Don’t ditch your beauty products to save face because the answer might surprise you. Although sometimes makeup can cause a flare-up, there is more to this tale than meets the proverbial brush. Oil-free makeup choices are a great place to start when you’re looking to free up problem pores and reduce redness and painful inflammation.
Kick Oily Makeup to the Curb
When breakouts occur, whether it’s one pimple or several, one of the first things we do is grab the concealer and try to cover it. Yet, this might do more harm than good for an acne-prone complexion. So, before you reach for your makeup bag, consider how your makeup is made. If it’s not oil-free, non-comedogenic makeup, then you may want to consider a breakup. Here’s why.
Regular makeup is made with oils, perfumes and dyes, all, of which, can irritate your skin, especially if you are sensitive to these products. Adding more oil to your acne-prone skin is a blemish war waiting to happen. However, opting for oil-free makeup paves the way for a clearer complexion and reduces the likelihood of blemishes bursting forth to create a makeup mayhem situation.
Since oil-free makeup contains no, er, oil, you won’t get that added shine like you would with other cosmetics and it is less likely to clog your pores. So, if you have oily, acne-prone skin, oil-free makeup is the way to go. Those with sensitive skin should also consider hypoallergenic makeup to reduce the risk of developing a rash from perfumes and dyes commonly used in many cosmetics today.
Sharing is Not Caring
Momma always told you that sharing is caring, but that doesn’t apply to your makeup and brushes. In fact, the opposite is true. Sharing your cosmetic products and tools puts you at risk for more blemishes than you realize.
When you share your makeup tools with a friend, you’re also sharing whatever bacteria, dirt and debris they have sitting on their face leaving yours with a cocktail of living microbes getting down and dirty. Although you may love your friend, if you want a clear complexion, it’s better to let her use her own makeup and tools and stick, instead, to a no-share rule.
Sleep In the Buff
Aside from the no-sharing rule, another way to stop a breakout is sleeping in the buff and, no, we’re not talking about going nude. According to research published by the Daily Mail, a poll was conducted by ErgoFlex, a UK-based mattress company. The poll surveyed 1,500 British women on their makeup and sleep habits and found that one in four regularly sleep with their makeup on their face. This presents a problem for women with acne-prone skin.

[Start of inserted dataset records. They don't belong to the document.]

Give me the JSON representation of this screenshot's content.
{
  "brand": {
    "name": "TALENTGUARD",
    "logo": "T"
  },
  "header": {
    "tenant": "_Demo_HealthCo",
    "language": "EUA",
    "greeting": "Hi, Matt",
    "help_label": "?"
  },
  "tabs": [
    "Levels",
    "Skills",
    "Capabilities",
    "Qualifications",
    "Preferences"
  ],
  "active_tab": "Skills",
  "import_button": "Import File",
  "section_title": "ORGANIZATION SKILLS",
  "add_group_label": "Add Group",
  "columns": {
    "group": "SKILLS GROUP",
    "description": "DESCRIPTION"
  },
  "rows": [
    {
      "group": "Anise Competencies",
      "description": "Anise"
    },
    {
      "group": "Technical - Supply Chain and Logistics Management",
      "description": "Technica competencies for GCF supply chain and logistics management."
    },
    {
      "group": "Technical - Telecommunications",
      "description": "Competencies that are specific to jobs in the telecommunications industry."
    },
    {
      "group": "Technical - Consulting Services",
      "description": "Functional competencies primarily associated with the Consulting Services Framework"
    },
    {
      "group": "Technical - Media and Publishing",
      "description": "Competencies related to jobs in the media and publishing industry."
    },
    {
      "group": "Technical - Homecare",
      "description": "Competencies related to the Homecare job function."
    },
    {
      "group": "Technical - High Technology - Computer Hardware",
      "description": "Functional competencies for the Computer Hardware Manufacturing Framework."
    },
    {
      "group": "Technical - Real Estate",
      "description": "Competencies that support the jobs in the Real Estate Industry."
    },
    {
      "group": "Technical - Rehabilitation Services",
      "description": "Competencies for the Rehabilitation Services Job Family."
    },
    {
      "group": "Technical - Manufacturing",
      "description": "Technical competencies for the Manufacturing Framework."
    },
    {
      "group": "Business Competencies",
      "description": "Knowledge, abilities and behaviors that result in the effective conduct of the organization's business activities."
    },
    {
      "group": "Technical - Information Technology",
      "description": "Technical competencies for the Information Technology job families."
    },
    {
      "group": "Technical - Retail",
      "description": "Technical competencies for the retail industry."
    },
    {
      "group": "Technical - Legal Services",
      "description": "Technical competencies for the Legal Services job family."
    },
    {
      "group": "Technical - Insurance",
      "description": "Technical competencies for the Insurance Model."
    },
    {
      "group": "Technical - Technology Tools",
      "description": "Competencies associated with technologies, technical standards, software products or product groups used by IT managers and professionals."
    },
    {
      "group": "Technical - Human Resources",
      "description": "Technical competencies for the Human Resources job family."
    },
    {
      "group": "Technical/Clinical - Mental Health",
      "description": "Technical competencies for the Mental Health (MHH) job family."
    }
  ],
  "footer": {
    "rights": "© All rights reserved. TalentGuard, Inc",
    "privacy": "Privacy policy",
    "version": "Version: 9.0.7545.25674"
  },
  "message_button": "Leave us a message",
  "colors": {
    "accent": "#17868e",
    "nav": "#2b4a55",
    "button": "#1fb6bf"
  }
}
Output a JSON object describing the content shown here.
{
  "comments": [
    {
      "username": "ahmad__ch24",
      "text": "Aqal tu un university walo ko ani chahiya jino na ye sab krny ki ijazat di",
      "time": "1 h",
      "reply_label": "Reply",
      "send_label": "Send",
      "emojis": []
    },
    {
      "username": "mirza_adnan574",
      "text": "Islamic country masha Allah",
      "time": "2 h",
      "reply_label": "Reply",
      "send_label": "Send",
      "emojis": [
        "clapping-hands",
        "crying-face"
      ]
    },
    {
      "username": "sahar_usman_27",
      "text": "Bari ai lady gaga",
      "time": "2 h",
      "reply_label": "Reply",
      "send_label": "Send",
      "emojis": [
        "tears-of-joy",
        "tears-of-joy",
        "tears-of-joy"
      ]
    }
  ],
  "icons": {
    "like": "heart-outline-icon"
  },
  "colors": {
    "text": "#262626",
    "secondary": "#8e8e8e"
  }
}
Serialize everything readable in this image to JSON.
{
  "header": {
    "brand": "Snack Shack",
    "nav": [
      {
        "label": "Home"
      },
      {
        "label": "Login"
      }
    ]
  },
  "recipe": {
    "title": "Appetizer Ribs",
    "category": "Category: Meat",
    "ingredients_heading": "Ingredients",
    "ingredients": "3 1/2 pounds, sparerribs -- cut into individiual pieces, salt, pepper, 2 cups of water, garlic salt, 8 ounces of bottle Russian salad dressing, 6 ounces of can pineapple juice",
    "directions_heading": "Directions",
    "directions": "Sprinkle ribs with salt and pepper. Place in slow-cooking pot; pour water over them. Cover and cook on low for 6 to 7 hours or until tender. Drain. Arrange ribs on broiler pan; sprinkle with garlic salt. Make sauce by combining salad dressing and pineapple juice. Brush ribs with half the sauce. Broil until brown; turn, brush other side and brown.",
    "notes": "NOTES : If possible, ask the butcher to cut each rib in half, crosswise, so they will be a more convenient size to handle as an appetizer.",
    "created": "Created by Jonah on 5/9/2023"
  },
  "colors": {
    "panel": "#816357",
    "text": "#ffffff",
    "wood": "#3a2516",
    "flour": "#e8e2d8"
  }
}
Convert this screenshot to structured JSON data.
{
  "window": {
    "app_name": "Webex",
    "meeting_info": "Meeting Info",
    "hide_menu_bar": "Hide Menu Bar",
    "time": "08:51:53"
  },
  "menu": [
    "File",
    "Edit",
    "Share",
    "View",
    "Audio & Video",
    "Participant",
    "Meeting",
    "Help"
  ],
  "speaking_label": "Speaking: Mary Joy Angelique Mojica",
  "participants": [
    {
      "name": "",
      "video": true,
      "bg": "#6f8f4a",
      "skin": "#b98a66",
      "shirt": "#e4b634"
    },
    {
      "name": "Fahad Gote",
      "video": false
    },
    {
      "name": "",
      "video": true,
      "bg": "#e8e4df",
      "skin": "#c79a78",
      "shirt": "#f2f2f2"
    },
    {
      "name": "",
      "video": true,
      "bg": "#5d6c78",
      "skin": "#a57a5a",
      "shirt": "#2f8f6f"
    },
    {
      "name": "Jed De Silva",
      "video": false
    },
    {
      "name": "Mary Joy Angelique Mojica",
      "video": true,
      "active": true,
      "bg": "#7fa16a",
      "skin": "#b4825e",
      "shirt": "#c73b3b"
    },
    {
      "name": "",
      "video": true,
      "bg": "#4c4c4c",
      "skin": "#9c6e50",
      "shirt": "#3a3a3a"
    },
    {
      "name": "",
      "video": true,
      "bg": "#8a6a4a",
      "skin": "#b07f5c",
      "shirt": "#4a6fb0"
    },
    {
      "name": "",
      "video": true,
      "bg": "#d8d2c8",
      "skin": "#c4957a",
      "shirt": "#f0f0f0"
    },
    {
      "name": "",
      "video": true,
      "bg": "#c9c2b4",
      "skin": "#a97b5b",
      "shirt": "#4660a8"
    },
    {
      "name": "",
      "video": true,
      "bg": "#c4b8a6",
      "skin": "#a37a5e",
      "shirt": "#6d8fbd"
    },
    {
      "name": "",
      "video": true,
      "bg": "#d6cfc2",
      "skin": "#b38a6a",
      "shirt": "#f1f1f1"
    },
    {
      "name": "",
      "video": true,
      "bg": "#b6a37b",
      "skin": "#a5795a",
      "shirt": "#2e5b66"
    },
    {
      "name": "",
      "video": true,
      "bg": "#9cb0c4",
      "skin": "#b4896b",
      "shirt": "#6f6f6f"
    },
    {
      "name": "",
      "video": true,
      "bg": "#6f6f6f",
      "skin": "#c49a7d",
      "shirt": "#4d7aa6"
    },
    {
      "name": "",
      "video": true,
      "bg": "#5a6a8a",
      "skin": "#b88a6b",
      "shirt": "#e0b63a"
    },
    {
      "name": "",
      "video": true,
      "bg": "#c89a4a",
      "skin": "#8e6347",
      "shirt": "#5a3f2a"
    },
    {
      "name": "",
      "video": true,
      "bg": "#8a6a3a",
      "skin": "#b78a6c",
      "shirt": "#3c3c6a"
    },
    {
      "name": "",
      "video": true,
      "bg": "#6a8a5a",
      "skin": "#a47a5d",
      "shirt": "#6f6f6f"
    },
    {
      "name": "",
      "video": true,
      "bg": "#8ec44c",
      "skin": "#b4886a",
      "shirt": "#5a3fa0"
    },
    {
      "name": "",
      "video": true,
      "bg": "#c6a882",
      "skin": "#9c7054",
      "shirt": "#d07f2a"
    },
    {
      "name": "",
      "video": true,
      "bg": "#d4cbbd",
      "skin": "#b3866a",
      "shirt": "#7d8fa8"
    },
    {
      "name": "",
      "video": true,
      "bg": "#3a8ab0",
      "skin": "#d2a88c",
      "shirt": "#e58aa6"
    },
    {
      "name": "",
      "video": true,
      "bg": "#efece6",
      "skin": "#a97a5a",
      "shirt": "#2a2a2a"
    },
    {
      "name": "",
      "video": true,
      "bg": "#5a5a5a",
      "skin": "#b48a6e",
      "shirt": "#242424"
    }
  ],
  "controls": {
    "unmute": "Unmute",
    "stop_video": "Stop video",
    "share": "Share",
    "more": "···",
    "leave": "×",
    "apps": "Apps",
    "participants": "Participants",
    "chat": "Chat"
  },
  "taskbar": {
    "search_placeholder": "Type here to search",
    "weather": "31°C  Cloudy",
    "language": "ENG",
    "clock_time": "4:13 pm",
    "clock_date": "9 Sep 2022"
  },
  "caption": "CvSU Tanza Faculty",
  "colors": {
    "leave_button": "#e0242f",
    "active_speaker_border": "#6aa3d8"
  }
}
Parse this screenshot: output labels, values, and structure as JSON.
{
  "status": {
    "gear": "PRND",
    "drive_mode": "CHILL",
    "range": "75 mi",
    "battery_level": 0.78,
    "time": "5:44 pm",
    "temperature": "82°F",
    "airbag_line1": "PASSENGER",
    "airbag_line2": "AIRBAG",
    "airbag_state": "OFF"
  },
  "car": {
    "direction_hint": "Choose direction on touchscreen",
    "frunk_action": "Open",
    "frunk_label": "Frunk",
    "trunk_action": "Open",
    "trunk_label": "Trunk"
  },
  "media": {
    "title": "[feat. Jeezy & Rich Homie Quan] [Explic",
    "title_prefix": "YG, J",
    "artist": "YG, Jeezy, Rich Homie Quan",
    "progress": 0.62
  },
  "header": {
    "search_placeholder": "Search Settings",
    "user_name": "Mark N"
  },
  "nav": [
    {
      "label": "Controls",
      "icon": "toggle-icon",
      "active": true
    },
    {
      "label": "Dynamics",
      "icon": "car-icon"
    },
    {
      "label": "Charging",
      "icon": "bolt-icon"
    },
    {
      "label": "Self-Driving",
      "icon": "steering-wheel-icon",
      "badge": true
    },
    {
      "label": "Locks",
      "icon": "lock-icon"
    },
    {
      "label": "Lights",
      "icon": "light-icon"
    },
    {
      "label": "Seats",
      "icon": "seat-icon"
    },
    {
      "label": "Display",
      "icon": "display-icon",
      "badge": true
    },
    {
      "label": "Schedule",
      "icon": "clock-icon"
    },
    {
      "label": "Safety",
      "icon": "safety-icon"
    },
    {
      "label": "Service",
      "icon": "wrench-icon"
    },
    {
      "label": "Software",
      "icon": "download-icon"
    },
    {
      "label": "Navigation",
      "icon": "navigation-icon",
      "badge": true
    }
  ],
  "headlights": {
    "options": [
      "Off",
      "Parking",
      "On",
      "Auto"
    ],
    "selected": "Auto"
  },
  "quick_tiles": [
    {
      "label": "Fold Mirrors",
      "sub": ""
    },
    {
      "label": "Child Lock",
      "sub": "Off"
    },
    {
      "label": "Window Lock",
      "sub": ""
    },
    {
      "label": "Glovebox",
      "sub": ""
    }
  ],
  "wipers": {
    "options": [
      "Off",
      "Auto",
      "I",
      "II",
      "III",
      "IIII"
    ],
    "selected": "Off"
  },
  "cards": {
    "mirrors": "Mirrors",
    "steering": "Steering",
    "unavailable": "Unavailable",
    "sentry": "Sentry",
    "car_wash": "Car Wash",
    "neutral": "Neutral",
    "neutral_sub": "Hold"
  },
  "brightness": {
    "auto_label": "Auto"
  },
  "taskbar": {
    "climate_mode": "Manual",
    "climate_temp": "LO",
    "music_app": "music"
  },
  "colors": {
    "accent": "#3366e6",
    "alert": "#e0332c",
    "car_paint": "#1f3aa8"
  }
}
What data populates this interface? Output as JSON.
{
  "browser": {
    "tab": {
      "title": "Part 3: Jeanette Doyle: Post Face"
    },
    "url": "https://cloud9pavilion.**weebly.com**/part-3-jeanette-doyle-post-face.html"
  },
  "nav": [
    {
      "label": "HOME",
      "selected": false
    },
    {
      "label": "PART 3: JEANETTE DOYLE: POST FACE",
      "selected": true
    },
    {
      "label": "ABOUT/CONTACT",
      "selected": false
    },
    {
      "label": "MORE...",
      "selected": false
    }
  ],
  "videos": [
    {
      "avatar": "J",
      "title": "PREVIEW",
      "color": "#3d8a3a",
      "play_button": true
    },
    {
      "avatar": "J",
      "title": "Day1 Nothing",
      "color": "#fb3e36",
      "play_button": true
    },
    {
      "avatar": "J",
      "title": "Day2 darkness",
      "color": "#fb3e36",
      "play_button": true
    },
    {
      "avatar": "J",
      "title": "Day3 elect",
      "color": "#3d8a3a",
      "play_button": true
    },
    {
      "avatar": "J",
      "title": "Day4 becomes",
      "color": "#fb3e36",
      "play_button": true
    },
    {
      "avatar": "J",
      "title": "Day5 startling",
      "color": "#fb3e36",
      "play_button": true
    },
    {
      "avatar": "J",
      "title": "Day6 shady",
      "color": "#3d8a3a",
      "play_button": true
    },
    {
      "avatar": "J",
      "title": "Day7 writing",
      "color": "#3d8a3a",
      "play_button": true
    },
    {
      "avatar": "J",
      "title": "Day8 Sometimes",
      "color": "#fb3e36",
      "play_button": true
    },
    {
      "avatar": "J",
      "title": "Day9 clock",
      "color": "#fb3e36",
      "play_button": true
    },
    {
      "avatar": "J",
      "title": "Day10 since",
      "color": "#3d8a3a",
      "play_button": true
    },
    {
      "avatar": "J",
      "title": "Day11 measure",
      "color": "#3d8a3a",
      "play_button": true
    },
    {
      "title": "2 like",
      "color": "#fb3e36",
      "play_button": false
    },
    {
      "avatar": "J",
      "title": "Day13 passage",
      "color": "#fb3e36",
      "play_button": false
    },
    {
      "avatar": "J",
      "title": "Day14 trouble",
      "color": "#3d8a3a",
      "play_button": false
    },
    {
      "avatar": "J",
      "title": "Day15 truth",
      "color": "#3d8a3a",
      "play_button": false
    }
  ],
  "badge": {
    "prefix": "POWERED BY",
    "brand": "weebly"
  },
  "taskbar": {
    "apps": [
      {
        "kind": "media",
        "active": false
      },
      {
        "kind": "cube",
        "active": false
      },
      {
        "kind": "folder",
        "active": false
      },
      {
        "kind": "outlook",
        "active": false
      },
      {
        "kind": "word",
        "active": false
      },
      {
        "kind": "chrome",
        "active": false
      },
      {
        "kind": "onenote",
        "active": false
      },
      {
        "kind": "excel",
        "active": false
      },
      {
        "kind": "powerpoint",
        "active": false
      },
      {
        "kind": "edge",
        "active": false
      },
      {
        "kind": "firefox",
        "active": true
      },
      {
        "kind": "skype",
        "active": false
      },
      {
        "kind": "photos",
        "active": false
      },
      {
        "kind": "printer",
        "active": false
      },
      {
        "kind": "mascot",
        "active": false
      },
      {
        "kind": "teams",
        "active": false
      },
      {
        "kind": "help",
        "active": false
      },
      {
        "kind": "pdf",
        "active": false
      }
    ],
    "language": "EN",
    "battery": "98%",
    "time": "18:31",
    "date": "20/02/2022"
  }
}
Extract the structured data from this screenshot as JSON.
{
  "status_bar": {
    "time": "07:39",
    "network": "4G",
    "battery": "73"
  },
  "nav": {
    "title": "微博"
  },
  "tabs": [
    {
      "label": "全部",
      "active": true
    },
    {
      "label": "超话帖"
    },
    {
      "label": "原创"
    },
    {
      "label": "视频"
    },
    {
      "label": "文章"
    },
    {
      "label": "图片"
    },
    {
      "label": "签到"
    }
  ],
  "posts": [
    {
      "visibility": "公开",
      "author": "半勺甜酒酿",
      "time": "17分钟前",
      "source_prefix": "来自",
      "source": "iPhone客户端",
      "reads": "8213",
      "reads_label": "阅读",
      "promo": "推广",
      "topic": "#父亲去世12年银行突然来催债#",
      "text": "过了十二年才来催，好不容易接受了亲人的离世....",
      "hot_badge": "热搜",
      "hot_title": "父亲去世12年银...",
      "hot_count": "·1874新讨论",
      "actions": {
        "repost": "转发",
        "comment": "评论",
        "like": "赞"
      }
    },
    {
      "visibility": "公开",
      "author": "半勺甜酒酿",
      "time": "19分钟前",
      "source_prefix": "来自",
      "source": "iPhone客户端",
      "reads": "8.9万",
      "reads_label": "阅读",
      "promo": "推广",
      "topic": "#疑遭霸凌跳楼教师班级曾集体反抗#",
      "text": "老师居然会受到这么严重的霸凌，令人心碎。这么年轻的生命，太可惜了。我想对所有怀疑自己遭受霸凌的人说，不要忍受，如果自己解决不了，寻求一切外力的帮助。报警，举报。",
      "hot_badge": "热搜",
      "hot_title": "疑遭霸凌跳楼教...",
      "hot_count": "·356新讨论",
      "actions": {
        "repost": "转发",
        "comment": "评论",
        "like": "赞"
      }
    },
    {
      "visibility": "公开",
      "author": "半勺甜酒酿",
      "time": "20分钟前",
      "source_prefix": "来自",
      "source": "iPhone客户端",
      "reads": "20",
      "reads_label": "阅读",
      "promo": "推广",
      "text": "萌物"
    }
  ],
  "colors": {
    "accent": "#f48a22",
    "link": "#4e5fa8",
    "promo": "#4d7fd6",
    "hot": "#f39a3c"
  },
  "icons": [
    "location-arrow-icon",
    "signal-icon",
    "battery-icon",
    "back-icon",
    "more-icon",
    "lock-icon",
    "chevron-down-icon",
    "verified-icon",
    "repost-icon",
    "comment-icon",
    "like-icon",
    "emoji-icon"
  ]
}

Not only does wearing your makeup to bed increase your risk of clogged pores and breakouts, research also shows that it can hasten the signs of aging over time. Forming a routine of removing your makeup at the end of the day will help save your skin from the blemish brigade while keeping your skin looking healthy and youthful for as long as possible.
All this talk about makeup brings us to our next point: beauty tools. We all love and adore our makeup brushes and applicators, but even these tools can spread bacteria (and not the good kind) if not properly washed. If you haven’t washed your makeup brushes in over a month, or ever, you’re not alone. A Harris Poll was conducted on behalf of Anise International and discovered that 39 percent of women fail to clean their brushes monthly and 22 percent avoid cleaning them at all. Yet, keeping your beauty brushes clean can make a difference between a breakout and a clear complexion.
Over time, your makeup brushes collect more than makeup alone. They also collect all the dirt, debris and bacteria from your face and the faces of your friends if you share. Because bacteria thrive in a warm environment, your makeup brush is the perfect, unsuspecting place to breed. These bacteria often lead to skin rashes or blasted blemishes, but they can also do far worse damage.
In 2015, CBS News reported about an Australian woman who picked up a staph infection from a makeup brush she shared with a friend. The life-threatening infection led to paralysis. While the woman did survive, it’s one example of what can happen. Our best advice is to wash your makeup brushes weekly.
Treat with Care
Sometimes, blemishes happen and there isn’t a whole lot that you can do about it. If you do experience a flare-up, there are a few things you can try for relief.
- Anti-acne face washes
- Anti-acne treatments like Keeva with tea tree oil
- Prescription acne treatments and washes
- Do-it-yourself acne solutions
A word of caution, here. Many home remedies for acne treatment and care have been proven useful to acne sufferers to some degree, but not all are effective for all acne types and some should just be avoided like the plague. So, if you’re considering a DIY acne treatment, do your research or ask your doctor before you try them.
Even if you do everything you’re supposed to do, breakouts can still happen, but this doesn’t mean that you necessarily must stop wearing makeup, especially if you opt for the oil-free, hypoallergenic variety. If you’re concerned that your makeup is the reason behind your blemishes, try going makeup-free for a week or two. If all else fails, talk it over with your dermatologist.
Usman Raza is the co-founder of a Christian SEO Company and marketing strategist working with various brands online. Usman is devoted to helping small businesses bridge success gaps by providing in-depth, actionable advice on digital marketing, SEO, and small business growth. Follow him on Facebook @usmanraza40 and Twitter @usmanintrotech.